Beau Brummell – An elegant madness
Review By Rosalind Freeborn
“Who could have carried off being me, but me?” announced Beau Brummell to his manservant, Austin. “How can one be lonely with a looking-glass?”
“Cheval” Brummell barks to Austin who positions the full-length mirror so that the faded Englishman can review his tattered and worn clothing in the dusty reflection within a sordid room in Calais. The former dandy and leading light of London’s fashion scene of the early 1800s seems unaware of his miserable appearance, blinded by an image of self-adoration which blots out all reality.
We first meet Brummell sitting in his tin bath being attended to by Austin, his faithful valet (note the t is pronounced). He is preparing to dress in anticipation of being reunited with his old friend the Prince Regent.
Born to an affluent family, schooled at Eton, he became a confidante of the future King George IV and the toast of London. In his glory days Beau Brummell set fashion trends, was a fixture at society events. Furthermore he knew all the Lords and Ladies and could be seen at all the grandest salons. But he gambled away his fortune citing “the importance of losing well”. Then he consummated his downfall at a glittering ball by referring to the Prince Regent as a “fat friend”. He was dropped and subsequently banished to a life of penury in France.
There are parallels with the life of Oscar Wilde to be drawn. Ron Hutchinson conjures the life of an Icarus-like character who o’er stepped the mark. He peppers his play with a string of one-liners such as: “How can a man feel tragedy? Marriage is the closes he will get.” And “I once ate a pea and can’t say I would repeat the experiment.” Whilst these lines are amusing they don’t give great insight into character. So much so, I never felt that I understood the true character or motivation of Brummell. Was he as shallow as he is made out?
Seán Brosnan as Beau Brummell struts and frets around the stage, fussing at his clothing, head held high. His body rather sagging south, indulging in trance-like remembrance of his days at court or striding the streets of London. Sure in the knowledge that every detail of his appearance will reported and repeated by his dedicated fashion followers.
Richard Latham, his indifferent but briefly loyal valet flutters around like a moth to Brummell’s fading light. In addition to obligingly providing a glass – spit and rub the mirror first – the clothing, his shoes and even ties the stocks. Even the elaborate arrangement of neckerchief which needs careful tying for maximum frou-frou effect.
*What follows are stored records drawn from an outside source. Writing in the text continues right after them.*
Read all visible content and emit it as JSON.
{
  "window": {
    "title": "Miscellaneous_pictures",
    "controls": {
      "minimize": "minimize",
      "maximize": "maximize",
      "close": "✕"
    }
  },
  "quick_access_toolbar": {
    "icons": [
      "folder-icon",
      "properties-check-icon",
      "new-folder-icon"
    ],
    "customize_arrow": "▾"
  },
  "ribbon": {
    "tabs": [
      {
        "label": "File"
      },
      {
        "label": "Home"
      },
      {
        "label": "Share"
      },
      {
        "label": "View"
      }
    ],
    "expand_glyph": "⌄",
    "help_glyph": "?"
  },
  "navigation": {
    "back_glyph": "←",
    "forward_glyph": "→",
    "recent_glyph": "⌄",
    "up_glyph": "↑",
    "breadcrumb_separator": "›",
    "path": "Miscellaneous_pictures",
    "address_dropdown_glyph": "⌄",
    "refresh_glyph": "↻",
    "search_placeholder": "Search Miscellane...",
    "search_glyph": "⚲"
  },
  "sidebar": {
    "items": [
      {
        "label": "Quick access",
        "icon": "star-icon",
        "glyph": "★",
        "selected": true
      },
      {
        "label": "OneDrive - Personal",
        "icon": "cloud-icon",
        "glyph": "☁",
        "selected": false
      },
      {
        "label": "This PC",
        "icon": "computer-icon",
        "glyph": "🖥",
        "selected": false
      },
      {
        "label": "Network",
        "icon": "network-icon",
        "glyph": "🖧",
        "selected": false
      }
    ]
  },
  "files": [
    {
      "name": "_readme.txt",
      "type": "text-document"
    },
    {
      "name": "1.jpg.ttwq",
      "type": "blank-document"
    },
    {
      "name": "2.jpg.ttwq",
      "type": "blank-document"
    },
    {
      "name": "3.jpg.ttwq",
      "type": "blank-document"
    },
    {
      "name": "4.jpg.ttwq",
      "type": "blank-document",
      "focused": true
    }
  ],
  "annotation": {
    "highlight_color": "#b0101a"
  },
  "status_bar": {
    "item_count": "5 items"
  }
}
As a two-hander, the play provides sparky lines for both actors. Brosnan tended to remain in vocal groove channeling Margaret Thatcher. Complete with that imperious boom combined with a fixed stance and withering stare. There was little light and shade or nuance in the performance except for the brief moments of pathos when Brummell appeared to understand his broken existence. Then he would climb back on his metaphorical high horse and remain convinced that the purpose of the English King’s visit to Calais was to meet him.
Lewis, we discover, is staunch republican with a fevered distrust of authority or aristocracy. He spent time in prison and taught himself Latin and Greek. His allegiance to the faded Brummell runs its course; he sees that his master is a fantasist and a loser. Latham brings a lively energy to the character, much-needed in what would otherwise be a static production, and gives us a glimpse of a past life and inner grief which we don’t really glean from Brummell.
On press night some members of the audience were dressed magnificently in costumes from that period, fans a flutter, kiss curls in place and shiny boots and buttons gleaming. I can’t help wishing that some of that splendor could have been more apparent in the play.